To directly respond to Mr. Tarheel's inquiry, if there is to be any serious initiative to establish or upgrade passenger service over a route, then the public agency sponsoring such had best be prepared to acquire that right of way. This is the only way to positively assure that the passenger trains will have priority and whatever freight operations remain will be conducted at the sufferance of such. The Northeast corridor is the best example of a public ROW acquisition. While the transaction between Conrail (yes, it WAS with Conrail and not PC) and Amtrak was essentially cash free (Amtrak "worked it off' by allowing freight access; it was roundly "paid off' by the '99 CR takeover).
Now I am mindful that there are "sixteen a day" Oakland-Sacramento ("twenty a day" Oakland Martinez) over a railroad owned ROW and that the Union Pacific has agreed to have publicly funded improvements made to support passenger traffic. No doubt, they have agreed to more stringent OTP provisions than they have regarding other Amtrak operations. However, there is an "alt route' for freight over the Western Pacific. Also of note, there are "six a day' over the BNSF Stockton-Bakersfield - again railroad owned.
Some could say that this Central California initiative indicates there can be railroad-passenger agency cooperation; to my best knowledge, these trains all run "more or less" on time. But I am really speculating now, somehow the California passenger agency will not consider the job to be done until they acquire these ROW's.

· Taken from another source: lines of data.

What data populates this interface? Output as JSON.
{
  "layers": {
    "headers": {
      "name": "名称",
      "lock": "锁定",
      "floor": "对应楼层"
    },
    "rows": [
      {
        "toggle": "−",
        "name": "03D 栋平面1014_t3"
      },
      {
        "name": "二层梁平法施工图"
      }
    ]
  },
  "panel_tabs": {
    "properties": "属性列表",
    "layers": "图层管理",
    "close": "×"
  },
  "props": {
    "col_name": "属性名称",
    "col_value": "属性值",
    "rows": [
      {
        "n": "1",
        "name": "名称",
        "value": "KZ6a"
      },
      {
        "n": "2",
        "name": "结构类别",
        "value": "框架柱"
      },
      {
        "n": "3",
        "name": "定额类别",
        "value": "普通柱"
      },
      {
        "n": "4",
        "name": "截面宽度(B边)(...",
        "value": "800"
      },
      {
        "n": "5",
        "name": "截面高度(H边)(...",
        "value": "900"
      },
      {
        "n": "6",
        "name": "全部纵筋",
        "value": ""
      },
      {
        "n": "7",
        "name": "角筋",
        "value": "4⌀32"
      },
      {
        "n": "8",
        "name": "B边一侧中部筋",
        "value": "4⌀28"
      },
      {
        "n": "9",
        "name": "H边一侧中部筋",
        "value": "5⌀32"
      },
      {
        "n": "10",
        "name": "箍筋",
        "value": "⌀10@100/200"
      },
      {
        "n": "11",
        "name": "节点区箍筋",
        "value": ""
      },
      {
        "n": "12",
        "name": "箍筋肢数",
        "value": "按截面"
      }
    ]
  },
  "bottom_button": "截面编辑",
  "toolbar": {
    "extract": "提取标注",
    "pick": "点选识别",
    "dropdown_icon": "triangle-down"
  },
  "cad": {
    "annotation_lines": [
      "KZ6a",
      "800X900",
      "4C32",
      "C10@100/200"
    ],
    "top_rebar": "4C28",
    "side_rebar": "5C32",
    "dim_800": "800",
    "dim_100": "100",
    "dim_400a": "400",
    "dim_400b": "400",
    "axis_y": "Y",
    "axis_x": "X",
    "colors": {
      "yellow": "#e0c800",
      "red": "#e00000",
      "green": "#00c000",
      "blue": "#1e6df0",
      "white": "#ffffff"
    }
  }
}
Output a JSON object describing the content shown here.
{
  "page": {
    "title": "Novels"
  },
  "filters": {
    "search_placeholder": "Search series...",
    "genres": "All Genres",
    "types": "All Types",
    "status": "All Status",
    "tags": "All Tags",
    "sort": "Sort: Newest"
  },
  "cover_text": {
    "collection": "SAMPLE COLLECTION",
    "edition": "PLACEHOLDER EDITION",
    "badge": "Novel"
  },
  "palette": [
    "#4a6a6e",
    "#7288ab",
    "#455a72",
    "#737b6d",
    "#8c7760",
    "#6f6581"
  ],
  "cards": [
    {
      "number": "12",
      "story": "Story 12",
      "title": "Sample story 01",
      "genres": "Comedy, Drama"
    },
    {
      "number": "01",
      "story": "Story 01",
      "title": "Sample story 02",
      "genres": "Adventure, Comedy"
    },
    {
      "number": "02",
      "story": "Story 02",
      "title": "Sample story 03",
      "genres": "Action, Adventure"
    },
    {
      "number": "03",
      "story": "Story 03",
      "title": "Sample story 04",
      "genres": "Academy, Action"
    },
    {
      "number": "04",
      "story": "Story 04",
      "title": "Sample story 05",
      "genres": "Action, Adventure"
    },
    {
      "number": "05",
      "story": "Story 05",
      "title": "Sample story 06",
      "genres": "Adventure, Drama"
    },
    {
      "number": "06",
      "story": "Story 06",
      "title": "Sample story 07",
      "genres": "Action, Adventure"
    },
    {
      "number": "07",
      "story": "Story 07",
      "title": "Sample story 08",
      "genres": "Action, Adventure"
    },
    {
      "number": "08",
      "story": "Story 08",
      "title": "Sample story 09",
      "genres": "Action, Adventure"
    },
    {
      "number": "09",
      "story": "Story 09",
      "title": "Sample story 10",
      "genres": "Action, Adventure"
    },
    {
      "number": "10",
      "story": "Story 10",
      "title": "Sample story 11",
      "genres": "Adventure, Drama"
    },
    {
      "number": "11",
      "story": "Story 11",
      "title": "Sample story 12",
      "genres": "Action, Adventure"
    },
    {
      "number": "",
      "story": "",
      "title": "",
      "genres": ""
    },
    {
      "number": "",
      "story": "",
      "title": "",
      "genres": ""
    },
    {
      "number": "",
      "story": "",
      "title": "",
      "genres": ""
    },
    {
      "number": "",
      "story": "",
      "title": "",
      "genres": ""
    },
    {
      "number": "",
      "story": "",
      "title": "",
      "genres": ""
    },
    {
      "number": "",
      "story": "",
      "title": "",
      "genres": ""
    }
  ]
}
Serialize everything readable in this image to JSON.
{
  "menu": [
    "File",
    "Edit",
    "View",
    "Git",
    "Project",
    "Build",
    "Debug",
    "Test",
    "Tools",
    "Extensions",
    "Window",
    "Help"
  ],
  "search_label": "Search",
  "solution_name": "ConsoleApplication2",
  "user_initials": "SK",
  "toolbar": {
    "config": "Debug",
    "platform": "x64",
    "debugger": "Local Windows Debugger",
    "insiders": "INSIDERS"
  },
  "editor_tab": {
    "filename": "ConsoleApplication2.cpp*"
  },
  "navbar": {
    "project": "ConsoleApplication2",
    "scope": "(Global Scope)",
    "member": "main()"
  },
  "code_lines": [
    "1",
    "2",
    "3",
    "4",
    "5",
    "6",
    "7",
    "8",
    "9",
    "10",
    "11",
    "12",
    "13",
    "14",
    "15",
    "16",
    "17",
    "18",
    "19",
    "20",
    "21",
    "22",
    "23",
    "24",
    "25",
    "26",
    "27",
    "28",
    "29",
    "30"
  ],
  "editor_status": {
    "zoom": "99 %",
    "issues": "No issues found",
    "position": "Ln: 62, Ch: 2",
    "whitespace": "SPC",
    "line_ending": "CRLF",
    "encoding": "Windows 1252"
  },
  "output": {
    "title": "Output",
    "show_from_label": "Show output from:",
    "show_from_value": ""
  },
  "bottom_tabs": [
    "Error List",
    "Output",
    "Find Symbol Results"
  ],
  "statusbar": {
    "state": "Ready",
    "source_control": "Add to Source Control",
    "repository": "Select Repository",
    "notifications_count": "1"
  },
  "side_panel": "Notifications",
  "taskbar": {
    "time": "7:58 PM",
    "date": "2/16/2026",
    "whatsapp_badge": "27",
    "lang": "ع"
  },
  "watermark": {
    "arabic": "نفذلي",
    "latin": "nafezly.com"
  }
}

As I've noted, even if I was at first skeptical in view of previous initiatives' outcomes, I'm "pleased as punch" to learn the additional Illinois trains are "doing OK" and that the "broke" State has continued to find the wherewithal to fund such. However I still hold that to have a REAL initiative, Illinois should be considering (no doubt they are - well considering) acquisition of the GM&O and MILW to enable a Milwaukee St Louis corridor.
In closing, if there is to be real passenger service initiatives, where the service speed is 110 or higher instead of 79, and where options such as electrification can be considered, then the ROW must be in public hands.
But, remember "The Fifth' as Mr. Mudlake notes; allow myself to note there is more to it than Tony Soprano "on the stand' saying "I plea the Fifth'.